## [WHAT THE TASK ASKS]
Going through the data below, please show each line containing the string "value".

(Beginning of DATA TO PROCESS)

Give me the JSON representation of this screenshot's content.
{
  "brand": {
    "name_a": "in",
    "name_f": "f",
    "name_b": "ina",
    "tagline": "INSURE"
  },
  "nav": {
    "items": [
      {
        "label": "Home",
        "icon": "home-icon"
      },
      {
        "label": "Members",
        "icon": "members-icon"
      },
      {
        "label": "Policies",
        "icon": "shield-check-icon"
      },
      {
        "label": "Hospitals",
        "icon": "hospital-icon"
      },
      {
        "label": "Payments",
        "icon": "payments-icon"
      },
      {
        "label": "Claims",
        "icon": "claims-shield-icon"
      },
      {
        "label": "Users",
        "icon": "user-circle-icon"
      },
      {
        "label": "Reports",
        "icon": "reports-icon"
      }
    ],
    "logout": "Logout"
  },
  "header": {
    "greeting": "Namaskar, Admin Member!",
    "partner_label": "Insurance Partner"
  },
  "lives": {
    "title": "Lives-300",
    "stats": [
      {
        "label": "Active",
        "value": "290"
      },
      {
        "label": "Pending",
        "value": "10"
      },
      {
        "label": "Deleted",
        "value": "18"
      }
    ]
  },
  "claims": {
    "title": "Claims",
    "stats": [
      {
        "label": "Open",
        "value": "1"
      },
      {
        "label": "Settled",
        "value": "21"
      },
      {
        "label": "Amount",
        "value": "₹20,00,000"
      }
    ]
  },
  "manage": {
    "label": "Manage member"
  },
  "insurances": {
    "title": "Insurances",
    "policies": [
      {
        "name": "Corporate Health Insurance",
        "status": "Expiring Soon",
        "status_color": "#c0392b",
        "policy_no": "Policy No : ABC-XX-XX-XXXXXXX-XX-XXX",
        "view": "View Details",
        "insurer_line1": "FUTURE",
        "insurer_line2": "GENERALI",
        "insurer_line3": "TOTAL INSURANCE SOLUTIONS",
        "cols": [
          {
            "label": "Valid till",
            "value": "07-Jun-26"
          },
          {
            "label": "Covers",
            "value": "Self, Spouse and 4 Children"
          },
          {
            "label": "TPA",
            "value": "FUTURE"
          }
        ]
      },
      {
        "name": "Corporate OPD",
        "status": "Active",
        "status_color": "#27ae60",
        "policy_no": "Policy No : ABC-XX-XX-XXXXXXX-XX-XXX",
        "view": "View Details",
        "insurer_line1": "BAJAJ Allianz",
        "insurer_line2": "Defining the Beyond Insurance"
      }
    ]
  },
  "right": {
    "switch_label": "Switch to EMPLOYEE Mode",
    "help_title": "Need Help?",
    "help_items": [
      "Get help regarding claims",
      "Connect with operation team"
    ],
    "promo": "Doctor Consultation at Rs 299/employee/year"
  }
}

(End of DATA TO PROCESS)

## [SOLUTION FOR THIS EXERCISE]
        "value": "290"
        "value": "10"
        "value": "18"
        "value": "1"
        "value": "21"
        "value": "₹20,00,000"
            "value": "07-Jun-26"
            "value": "Self, Spouse and 4 Children"
            "value": "FUTURE"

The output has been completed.